Any of the advice here is simply that...advice. Nothing can substitute professional instruction. Simplifying instructions to help people understand is a nice thing but I would hate it to provide false confidence to someone and have them drown.

If you plan to paddle anything that can roll or if you have a long trip planned, it is essential to take lessons.

Personally, I learned at Boy Scout camp nearly 30 years ago.


All good feedback.

I was primarily thinking that it would be hard for me to answer alot of the questions without asking a bunch of questions of my own. I guess I’m just old school, tactile and visual.

As for instruction, it must have been just the posts that I read. I realize that good instructors are hard to find. Clubs are a great resource, alot of them have certified instructors within their ranks who do classes.

By the way, $125 for a 1/2 day of instruction seems pretty high…

$125.00 is pretty high for a 1/2 day class.

We do ours (offered by a local club) for $55.00 for the ACA Quickstart class, taught by ACA certified instructors. The instructors are all volunteers, who love to do it and do it well. All the monies go to the club for gear for the club and training for those volunteer instructors. We also welcome newbies, who are interested, to hang around, practice w/us, continue learning w/ us and if the are sincerely interested the club will help pay for further training. Great way to learn!

We have an informal Yahoo group…
that gets together to mentor folks wanting to improve their skills. Some are coaches, some not. Lots of us tend to point out the coaching we’ve received and point more interested students there.


Nigel on VHS is $100 incl shipping.

– Last Updated: Apr-27-06 8:29 PM EST –

Cheaper than a class, not as tactile I know, but you can watch 10 times in your jammies and while eating Doritos and guzzling Mountain Dew. A winner.
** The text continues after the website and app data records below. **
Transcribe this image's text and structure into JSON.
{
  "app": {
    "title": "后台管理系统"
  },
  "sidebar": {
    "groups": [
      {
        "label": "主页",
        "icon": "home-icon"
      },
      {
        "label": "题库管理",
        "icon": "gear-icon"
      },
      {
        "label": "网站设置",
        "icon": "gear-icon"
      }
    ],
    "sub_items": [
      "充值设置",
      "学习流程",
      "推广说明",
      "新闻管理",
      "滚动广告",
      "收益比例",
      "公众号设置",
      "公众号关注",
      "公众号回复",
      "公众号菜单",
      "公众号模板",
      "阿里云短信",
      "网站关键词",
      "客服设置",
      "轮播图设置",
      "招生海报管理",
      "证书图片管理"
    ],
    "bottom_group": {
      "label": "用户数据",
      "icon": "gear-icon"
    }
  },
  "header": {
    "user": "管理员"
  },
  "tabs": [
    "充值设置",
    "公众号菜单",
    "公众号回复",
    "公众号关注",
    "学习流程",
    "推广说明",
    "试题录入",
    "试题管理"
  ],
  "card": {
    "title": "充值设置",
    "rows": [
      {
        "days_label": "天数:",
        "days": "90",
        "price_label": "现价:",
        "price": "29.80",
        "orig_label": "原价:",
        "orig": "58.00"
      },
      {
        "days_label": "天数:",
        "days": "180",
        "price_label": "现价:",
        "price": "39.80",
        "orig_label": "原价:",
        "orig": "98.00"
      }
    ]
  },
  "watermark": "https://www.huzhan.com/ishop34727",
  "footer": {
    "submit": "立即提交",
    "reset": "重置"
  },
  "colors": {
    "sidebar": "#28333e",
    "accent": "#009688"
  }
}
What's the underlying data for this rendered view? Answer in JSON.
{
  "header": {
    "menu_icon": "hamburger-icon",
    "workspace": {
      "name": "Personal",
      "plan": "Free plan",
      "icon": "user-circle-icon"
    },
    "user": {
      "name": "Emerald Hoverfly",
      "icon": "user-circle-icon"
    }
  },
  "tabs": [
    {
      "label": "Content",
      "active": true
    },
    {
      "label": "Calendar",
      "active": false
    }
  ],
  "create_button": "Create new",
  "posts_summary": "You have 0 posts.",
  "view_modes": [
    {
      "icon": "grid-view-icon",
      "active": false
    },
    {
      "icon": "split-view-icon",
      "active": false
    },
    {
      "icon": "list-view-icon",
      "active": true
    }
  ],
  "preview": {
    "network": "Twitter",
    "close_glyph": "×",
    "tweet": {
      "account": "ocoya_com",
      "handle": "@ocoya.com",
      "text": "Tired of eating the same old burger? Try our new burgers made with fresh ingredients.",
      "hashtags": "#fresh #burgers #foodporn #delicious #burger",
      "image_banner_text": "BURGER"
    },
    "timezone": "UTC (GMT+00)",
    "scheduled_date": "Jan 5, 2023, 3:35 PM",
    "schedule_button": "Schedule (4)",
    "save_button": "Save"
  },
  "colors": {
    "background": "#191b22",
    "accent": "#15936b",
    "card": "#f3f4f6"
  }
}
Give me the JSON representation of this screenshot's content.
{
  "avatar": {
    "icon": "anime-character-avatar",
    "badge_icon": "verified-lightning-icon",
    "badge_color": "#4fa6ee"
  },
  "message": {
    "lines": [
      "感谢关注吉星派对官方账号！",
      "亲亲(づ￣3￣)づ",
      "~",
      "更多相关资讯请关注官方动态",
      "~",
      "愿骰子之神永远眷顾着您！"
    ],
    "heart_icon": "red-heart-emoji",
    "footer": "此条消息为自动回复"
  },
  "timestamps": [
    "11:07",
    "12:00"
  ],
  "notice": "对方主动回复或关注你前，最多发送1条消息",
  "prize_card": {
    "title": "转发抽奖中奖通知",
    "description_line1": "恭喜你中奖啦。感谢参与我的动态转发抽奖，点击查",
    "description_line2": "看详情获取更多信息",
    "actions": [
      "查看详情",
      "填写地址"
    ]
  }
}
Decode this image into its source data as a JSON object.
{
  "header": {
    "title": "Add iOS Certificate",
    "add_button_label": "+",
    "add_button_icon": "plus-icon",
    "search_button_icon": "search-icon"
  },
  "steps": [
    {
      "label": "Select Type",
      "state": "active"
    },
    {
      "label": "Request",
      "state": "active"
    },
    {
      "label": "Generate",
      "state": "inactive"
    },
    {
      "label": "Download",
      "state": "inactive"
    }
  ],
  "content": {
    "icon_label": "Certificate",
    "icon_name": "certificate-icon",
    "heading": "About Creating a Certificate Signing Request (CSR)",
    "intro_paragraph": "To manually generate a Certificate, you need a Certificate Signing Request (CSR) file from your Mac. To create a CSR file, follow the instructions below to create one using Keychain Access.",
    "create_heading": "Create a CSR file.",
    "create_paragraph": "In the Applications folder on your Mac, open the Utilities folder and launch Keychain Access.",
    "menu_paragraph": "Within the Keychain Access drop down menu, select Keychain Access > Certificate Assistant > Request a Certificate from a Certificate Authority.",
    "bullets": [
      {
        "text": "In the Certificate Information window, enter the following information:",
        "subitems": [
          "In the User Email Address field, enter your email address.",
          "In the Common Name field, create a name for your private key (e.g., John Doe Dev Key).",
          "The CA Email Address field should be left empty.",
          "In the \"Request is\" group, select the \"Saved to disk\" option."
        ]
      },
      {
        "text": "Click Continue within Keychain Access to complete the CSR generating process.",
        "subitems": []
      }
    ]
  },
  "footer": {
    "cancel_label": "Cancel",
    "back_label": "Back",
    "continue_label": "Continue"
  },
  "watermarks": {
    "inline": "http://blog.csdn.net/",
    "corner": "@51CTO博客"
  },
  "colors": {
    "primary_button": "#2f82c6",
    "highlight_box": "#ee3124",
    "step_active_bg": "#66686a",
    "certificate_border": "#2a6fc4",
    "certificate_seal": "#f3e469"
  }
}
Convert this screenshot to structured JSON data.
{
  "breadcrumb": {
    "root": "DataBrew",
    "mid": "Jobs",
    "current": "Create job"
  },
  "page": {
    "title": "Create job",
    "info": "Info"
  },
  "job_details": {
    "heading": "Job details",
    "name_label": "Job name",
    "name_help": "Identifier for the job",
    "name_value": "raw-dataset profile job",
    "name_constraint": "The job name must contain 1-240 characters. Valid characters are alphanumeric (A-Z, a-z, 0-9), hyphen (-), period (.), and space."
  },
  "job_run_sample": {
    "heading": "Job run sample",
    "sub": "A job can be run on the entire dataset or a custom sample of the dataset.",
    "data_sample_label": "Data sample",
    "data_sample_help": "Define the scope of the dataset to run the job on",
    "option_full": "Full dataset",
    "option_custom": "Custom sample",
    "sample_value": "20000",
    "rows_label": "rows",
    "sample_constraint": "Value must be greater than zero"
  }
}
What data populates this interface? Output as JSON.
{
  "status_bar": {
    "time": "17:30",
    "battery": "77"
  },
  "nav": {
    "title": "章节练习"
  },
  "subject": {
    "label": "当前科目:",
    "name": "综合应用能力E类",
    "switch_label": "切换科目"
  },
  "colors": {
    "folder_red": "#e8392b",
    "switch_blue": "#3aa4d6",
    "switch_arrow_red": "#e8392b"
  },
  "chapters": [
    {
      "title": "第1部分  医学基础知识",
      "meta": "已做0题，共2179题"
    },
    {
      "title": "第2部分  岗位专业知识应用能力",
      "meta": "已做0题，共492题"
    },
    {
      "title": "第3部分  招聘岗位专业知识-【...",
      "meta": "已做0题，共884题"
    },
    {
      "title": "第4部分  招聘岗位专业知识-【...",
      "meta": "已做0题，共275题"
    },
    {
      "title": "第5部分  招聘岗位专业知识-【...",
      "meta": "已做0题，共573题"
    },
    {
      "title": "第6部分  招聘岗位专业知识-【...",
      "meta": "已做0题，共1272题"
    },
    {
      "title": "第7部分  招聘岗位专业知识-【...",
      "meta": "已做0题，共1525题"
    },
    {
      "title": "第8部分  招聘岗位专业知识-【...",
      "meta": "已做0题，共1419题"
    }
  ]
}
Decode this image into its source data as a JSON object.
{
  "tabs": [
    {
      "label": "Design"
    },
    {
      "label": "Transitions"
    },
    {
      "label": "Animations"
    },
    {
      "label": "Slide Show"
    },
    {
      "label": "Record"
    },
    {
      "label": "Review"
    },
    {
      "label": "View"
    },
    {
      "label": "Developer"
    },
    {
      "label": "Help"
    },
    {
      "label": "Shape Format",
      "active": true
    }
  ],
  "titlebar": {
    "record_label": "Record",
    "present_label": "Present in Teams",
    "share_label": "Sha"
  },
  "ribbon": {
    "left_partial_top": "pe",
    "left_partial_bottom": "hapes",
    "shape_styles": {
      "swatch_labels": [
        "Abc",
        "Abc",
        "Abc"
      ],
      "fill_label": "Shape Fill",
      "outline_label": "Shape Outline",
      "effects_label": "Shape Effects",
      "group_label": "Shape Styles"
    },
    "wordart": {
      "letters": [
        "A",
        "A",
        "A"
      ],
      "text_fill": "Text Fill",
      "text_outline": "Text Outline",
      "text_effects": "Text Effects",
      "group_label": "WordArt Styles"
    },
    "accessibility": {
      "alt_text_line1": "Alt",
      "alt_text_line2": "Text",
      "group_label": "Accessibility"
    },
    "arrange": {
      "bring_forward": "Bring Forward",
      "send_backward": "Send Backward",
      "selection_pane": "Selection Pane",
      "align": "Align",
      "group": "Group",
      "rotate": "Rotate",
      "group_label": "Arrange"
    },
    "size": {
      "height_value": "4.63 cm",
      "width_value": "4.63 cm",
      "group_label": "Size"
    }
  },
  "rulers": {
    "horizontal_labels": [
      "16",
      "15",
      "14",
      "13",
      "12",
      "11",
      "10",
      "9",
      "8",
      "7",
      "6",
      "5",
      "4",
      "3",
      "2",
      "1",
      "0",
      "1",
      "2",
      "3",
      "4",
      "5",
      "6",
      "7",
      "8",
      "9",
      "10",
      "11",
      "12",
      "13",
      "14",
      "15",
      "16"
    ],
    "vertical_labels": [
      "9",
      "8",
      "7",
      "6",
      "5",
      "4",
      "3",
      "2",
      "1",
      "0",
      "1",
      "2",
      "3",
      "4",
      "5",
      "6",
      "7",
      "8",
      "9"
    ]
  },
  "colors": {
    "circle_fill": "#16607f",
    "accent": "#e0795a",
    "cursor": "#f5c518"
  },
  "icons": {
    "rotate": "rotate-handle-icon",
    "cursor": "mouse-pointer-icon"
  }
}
title says Doctor…Doritos? Mountain dew?

anything else we should be eating for a healthy lifestyle? :slight_smile:

Best Wishes